§ Instructions to follow: Please go through the records below and return every line holding the word "ticket".
BEGIN Supplied entries
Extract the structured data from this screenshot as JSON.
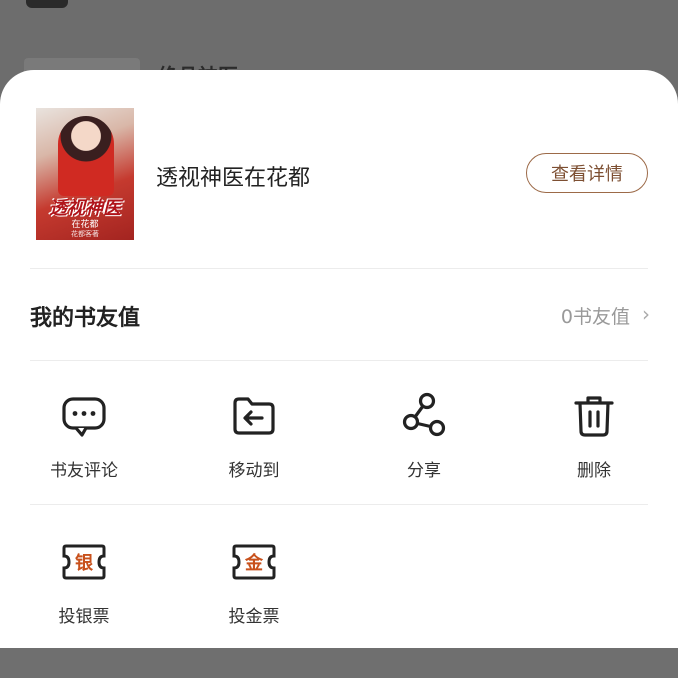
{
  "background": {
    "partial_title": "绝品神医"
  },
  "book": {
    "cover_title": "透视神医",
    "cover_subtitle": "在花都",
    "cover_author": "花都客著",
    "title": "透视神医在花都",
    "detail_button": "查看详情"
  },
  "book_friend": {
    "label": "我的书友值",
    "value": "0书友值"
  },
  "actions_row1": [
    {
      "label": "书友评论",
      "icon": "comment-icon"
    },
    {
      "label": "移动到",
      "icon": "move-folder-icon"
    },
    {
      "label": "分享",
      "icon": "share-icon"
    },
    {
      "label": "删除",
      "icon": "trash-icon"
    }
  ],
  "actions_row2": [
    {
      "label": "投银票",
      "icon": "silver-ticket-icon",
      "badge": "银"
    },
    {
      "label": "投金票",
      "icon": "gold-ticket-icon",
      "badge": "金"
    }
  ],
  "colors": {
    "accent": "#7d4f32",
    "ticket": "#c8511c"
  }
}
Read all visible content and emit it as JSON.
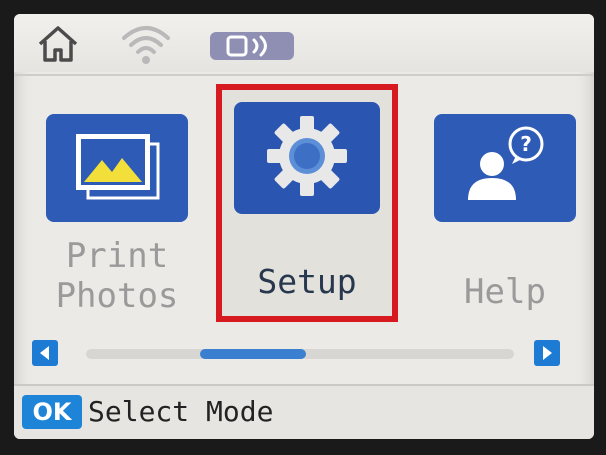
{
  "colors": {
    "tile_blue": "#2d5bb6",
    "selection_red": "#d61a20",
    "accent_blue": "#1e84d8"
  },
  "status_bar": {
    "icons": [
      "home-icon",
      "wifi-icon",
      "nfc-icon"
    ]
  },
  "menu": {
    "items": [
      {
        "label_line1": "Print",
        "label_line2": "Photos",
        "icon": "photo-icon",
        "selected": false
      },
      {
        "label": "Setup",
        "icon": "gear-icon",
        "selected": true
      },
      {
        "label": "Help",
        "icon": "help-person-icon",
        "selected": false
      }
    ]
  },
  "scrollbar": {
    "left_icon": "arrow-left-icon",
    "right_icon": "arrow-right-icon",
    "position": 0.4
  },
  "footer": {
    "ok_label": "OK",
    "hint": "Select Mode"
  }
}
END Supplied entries
§ Completed exercise:
      "icon": "silver-ticket-icon",
      "icon": "gold-ticket-icon",
    "ticket": "#c8511c"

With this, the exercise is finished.